Talia Schlanger

Talia Schlanger hosts World Cafe, which is distributed by NPR and produced by WXPN, the public radio service of the University of Pennsylvania. She got her start in broadcasting at the CBC, Canada's national public broadcaster. She hosted CBC Radio 2 Weekend Mornings on radio and was the on-camera host for two seasons of the television series CBC Music: Backstage, as well as several prime-time music TV specials for CBC, including the Quietest Concert Ever: On Fundy's Ocean Floor. Schlanger also guest hosted various flagship shows on CBC Radio One, including As It Happens, Day 6 and Because News. Schlanger also won a Canadian Screen Award as a producer for CBC Music Presents: The Beetle Roadtrip Sessions, a cross-country rock 'n' roll road trip.

Schlanger is a proud alumna of Ryerson's Radio and Television Arts program. Previously she worked as a professional actress and singer, including performing in the first national US tour of Green Day's rock opera American Idiot, Mirvish Productions' original Canadian company of Queen's We Will Rock You and Mamma Mia!. Born and raised in Toronto, Schlanger denies the accusation that she's biased toward Canadian bands. But she is proud to introduce American audiences to a lot of them.

Everyone knows what a trumpet looks like: shiny brass. But the Instrument of Hope is mostly black.

Except for the lead pipe — the straight part that extends from the mouthpiece.

It's made of bullets.

"Bullets that were shot and fired out of a gun, cut up and pieced together," says Josh Landress, who made it.

It's not enough to make list after list. The Turning the Tables project seeks to suggest alternatives to the traditional popular music canon, and to do more than that, too: to stimulate conversation about how hierarchies emerge and endure. This year, Turning the Tables considers how women and non-binary artists are shaping music in our moment, from the pop mainstream to the sinecures of jazz and contemporary classical music. Our list of the 200 Greatest Songs By Women+ offers a soundtrack to a new century. This series of essays takes on another task.

Twenty years ago, DJ Shadow made his debut with an album composed virtually entirely of samples. It was called Endtroducing, and it set a new standard for the creative parameters of hip-hop. In 2016, he's still pushing the boundaries with his new record, This Mountain Will Fall. In this session, Shadow shares his thoughts on the fine balance between paying homage to hip-hop history and keeping things fresh.

Leonard Cohen's new album, You Want It Darker, certainly delivers on the promise of its title.
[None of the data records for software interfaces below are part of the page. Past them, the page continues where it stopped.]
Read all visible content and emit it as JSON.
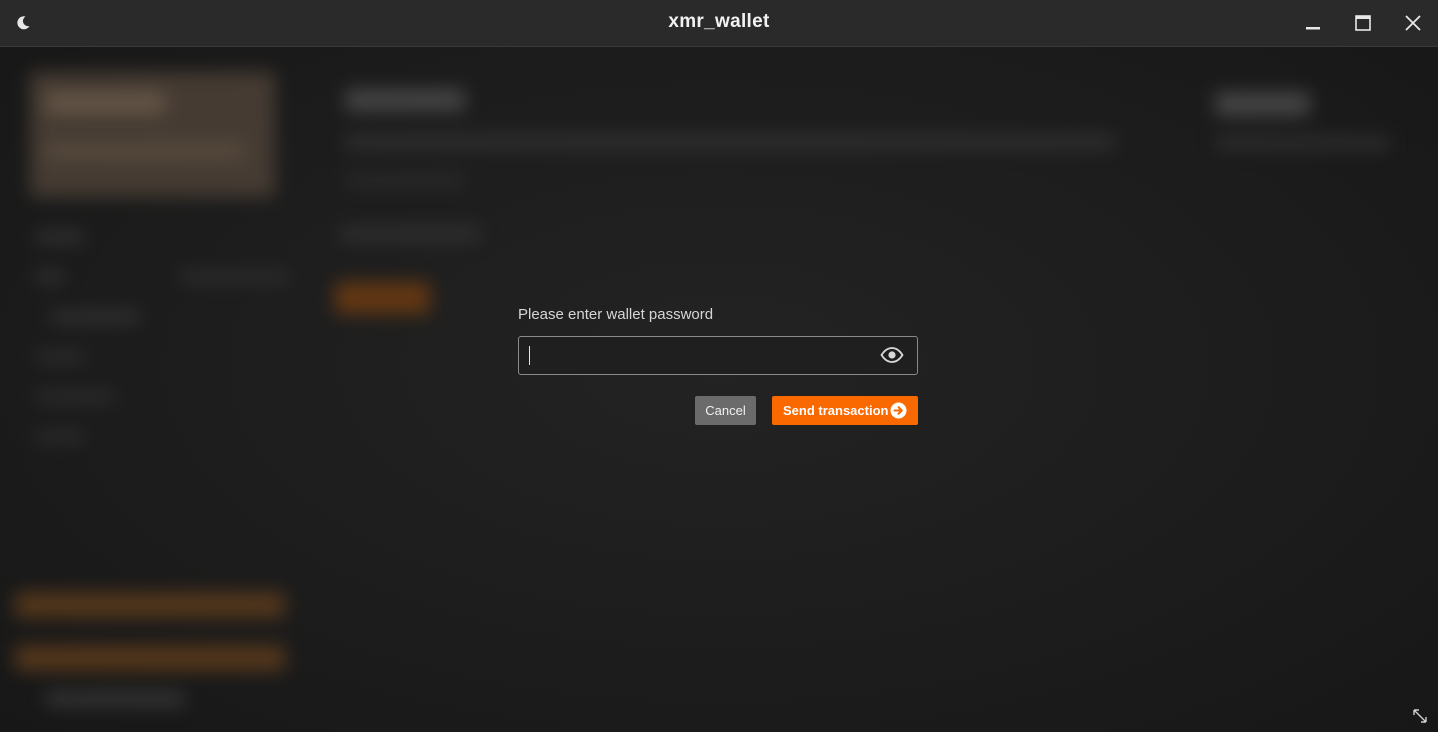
{
  "window": {
    "title": "xmr_wallet"
  },
  "dialog": {
    "prompt": "Please enter wallet password",
    "password_value": "",
    "cancel_label": "Cancel",
    "send_label": "Send transaction"
  },
  "colors": {
    "accent": "#fa6800",
    "cancel_button": "#6b6b6b",
    "titlebar": "#2a2a2a",
    "background": "#1b1b1b"
  },
  "icons": {
    "theme_toggle": "moon-icon",
    "minimize": "minimize-icon",
    "maximize": "maximize-icon",
    "close": "close-icon",
    "password_visibility": "eye-icon",
    "send_arrow": "arrow-right-circle-icon",
    "resize": "resize-grip-icon"
  }
}
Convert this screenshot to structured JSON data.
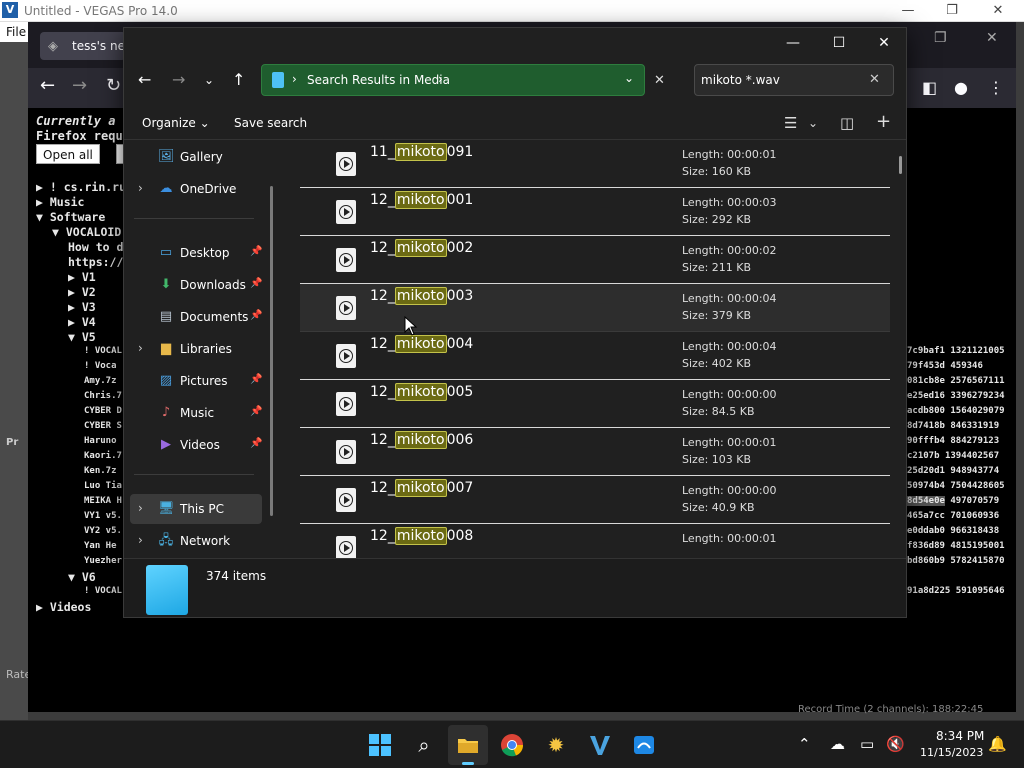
{
  "vegas": {
    "title": "Untitled - VEGAS Pro 14.0",
    "menu_file": "File",
    "rate_label": "Rate",
    "panel_label": "Pr"
  },
  "firefox": {
    "tab_label": "tess's new",
    "notice_line1": "Currently a",
    "notice_line2": "Firefox requ",
    "open_all_label": "Open all",
    "tree": {
      "cs_rin": "! cs.rin.ru",
      "music": "Music",
      "software": "Software",
      "vocaloid": "VOCALOID",
      "howto": "How to d",
      "https": "https://",
      "v1": "V1",
      "v2": "V2",
      "v3": "V3",
      "v4": "V4",
      "v5": "V5",
      "v5_items": [
        "! VOCAL",
        "! Voca",
        "Amy.7z",
        "Chris.7",
        "CYBER D",
        "CYBER S",
        "Haruno",
        "Kaori.7",
        "Ken.7z",
        "Luo Tia",
        "MEIKA H",
        "VY1 v5.",
        "VY2 v5.",
        "Yan He",
        "Yuezher"
      ],
      "v6": "V6",
      "v6_items": [
        "! VOCAL"
      ],
      "videos": "Videos"
    },
    "hash_rows": [
      {
        "hash": "7c9baf1",
        "size": "1321121005"
      },
      {
        "hash": "79f453d",
        "size": "459346"
      },
      {
        "hash": "081cb8e",
        "size": "2576567111"
      },
      {
        "hash": "e25ed16",
        "size": "3396279234"
      },
      {
        "hash": "acdb800",
        "size": "1564029079"
      },
      {
        "hash": "8d7418b",
        "size": "846331919"
      },
      {
        "hash": "90fffb4",
        "size": "884279123"
      },
      {
        "hash": "c2107b",
        "size": "1394402567"
      },
      {
        "hash": "25d20d1",
        "size": "948943774"
      },
      {
        "hash": "50974b4",
        "size": "7504428605"
      },
      {
        "hash": "8d54e0e",
        "size": "497070579"
      },
      {
        "hash": "465a7cc",
        "size": "701060936"
      },
      {
        "hash": "e0ddab0",
        "size": "966318438"
      },
      {
        "hash": "f836d89",
        "size": "4815195001"
      },
      {
        "hash": "bd860b9",
        "size": "5782415870"
      },
      {
        "hash": "91a8d225",
        "size": "591095646"
      }
    ],
    "footer_text": "Record Time (2 channels): 188:22:45"
  },
  "explorer": {
    "address": "Search Results in Media",
    "search_value": "mikoto *.wav",
    "cmd": {
      "organize": "Organize",
      "save_search": "Save search"
    },
    "nav": [
      {
        "label": "Gallery",
        "icon": "gallery-icon",
        "glyph": "🖼",
        "color": "#5ab0e8",
        "chevron": false,
        "pin": false
      },
      {
        "label": "OneDrive",
        "icon": "onedrive-icon",
        "glyph": "☁",
        "color": "#3b8fe0",
        "chevron": true,
        "pin": false
      },
      {
        "label": "Desktop",
        "icon": "desktop-icon",
        "glyph": "▭",
        "color": "#4aa3df",
        "chevron": false,
        "pin": true
      },
      {
        "label": "Downloads",
        "icon": "downloads-icon",
        "glyph": "⬇",
        "color": "#42b86a",
        "chevron": false,
        "pin": true
      },
      {
        "label": "Documents",
        "icon": "documents-icon",
        "glyph": "▤",
        "color": "#b8c4d0",
        "chevron": false,
        "pin": true
      },
      {
        "label": "Libraries",
        "icon": "libraries-icon",
        "glyph": "▆",
        "color": "#e8b84a",
        "chevron": true,
        "pin": false
      },
      {
        "label": "Pictures",
        "icon": "pictures-icon",
        "glyph": "▨",
        "color": "#4a9fe0",
        "chevron": false,
        "pin": true
      },
      {
        "label": "Music",
        "icon": "music-icon",
        "glyph": "♪",
        "color": "#e06a6a",
        "chevron": false,
        "pin": true
      },
      {
        "label": "Videos",
        "icon": "videos-icon",
        "glyph": "▶",
        "color": "#9a6ae0",
        "chevron": false,
        "pin": true
      },
      {
        "label": "This PC",
        "icon": "this-pc-icon",
        "glyph": "🖥",
        "color": "#4ab0e0",
        "chevron": true,
        "pin": false
      },
      {
        "label": "Network",
        "icon": "network-icon",
        "glyph": "🖧",
        "color": "#4ab0e0",
        "chevron": true,
        "pin": false
      }
    ],
    "files": [
      {
        "prefix": "11_",
        "match": "mikoto",
        "suffix": "091",
        "length": "Length: 00:00:01",
        "size": "Size: 160 KB"
      },
      {
        "prefix": "12_",
        "match": "mikoto",
        "suffix": "001",
        "length": "Length: 00:00:03",
        "size": "Size: 292 KB"
      },
      {
        "prefix": "12_",
        "match": "mikoto",
        "suffix": "002",
        "length": "Length: 00:00:02",
        "size": "Size: 211 KB"
      },
      {
        "prefix": "12_",
        "match": "mikoto",
        "suffix": "003",
        "length": "Length: 00:00:04",
        "size": "Size: 379 KB"
      },
      {
        "prefix": "12_",
        "match": "mikoto",
        "suffix": "004",
        "length": "Length: 00:00:04",
        "size": "Size: 402 KB"
      },
      {
        "prefix": "12_",
        "match": "mikoto",
        "suffix": "005",
        "length": "Length: 00:00:00",
        "size": "Size: 84.5 KB"
      },
      {
        "prefix": "12_",
        "match": "mikoto",
        "suffix": "006",
        "length": "Length: 00:00:01",
        "size": "Size: 103 KB"
      },
      {
        "prefix": "12_",
        "match": "mikoto",
        "suffix": "007",
        "length": "Length: 00:00:00",
        "size": "Size: 40.9 KB"
      },
      {
        "prefix": "12_",
        "match": "mikoto",
        "suffix": "008",
        "length": "Length: 00:00:01",
        "size": ""
      }
    ],
    "item_count": "374 items"
  },
  "taskbar": {
    "time": "8:34 PM",
    "date": "11/15/2023",
    "accent": "#60cdff"
  }
}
It's a meditation on mortality that soars to the highest of musical heights and sinks to the lowest of vocal and existential depths. The record is truly one of the 82-year-old Cohen's best — and it was produced by his son, fellow musician Adam Cohen.